** Assignment **
A single number is required: how many lines in the data below contain "learning".

__________________________________________________

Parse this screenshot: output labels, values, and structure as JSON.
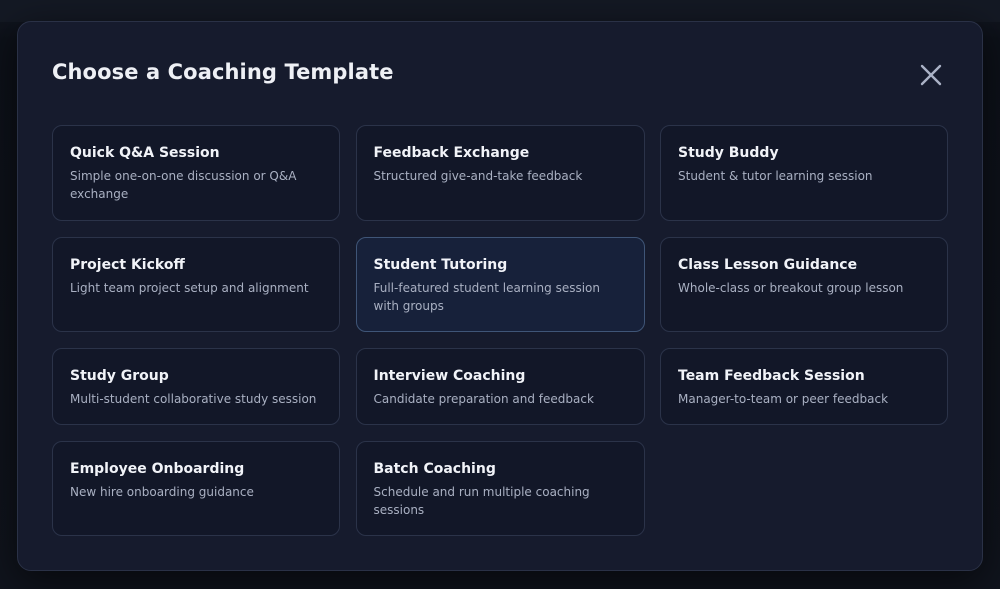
{
  "modal": {
    "title": "Choose a Coaching Template",
    "close_icon": "close-icon"
  },
  "templates": [
    {
      "title": "Quick Q&A Session",
      "description": "Simple one-on-one discussion or Q&A exchange",
      "selected": false
    },
    {
      "title": "Feedback Exchange",
      "description": "Structured give-and-take feedback",
      "selected": false
    },
    {
      "title": "Study Buddy",
      "description": "Student & tutor learning session",
      "selected": false
    },
    {
      "title": "Project Kickoff",
      "description": "Light team project setup and alignment",
      "selected": false
    },
    {
      "title": "Student Tutoring",
      "description": "Full-featured student learning session with groups",
      "selected": true
    },
    {
      "title": "Class Lesson Guidance",
      "description": "Whole-class or breakout group lesson",
      "selected": false
    },
    {
      "title": "Study Group",
      "description": "Multi-student collaborative study session",
      "selected": false
    },
    {
      "title": "Interview Coaching",
      "description": "Candidate preparation and feedback",
      "selected": false
    },
    {
      "title": "Team Feedback Session",
      "description": "Manager-to-team or peer feedback",
      "selected": false
    },
    {
      "title": "Employee Onboarding",
      "description": "New hire onboarding guidance",
      "selected": false
    },
    {
      "title": "Batch Coaching",
      "description": "Schedule and run multiple coaching sessions",
      "selected": false
    }
  ],
  "colors": {
    "modal_bg": "#161b2d",
    "card_bg": "#121728",
    "card_selected_bg": "#17213a",
    "card_selected_border": "#3f5577",
    "title_text": "#f1f3f8",
    "desc_text": "#a9b0c2"
  }
}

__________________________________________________

** Result for this exercise **
2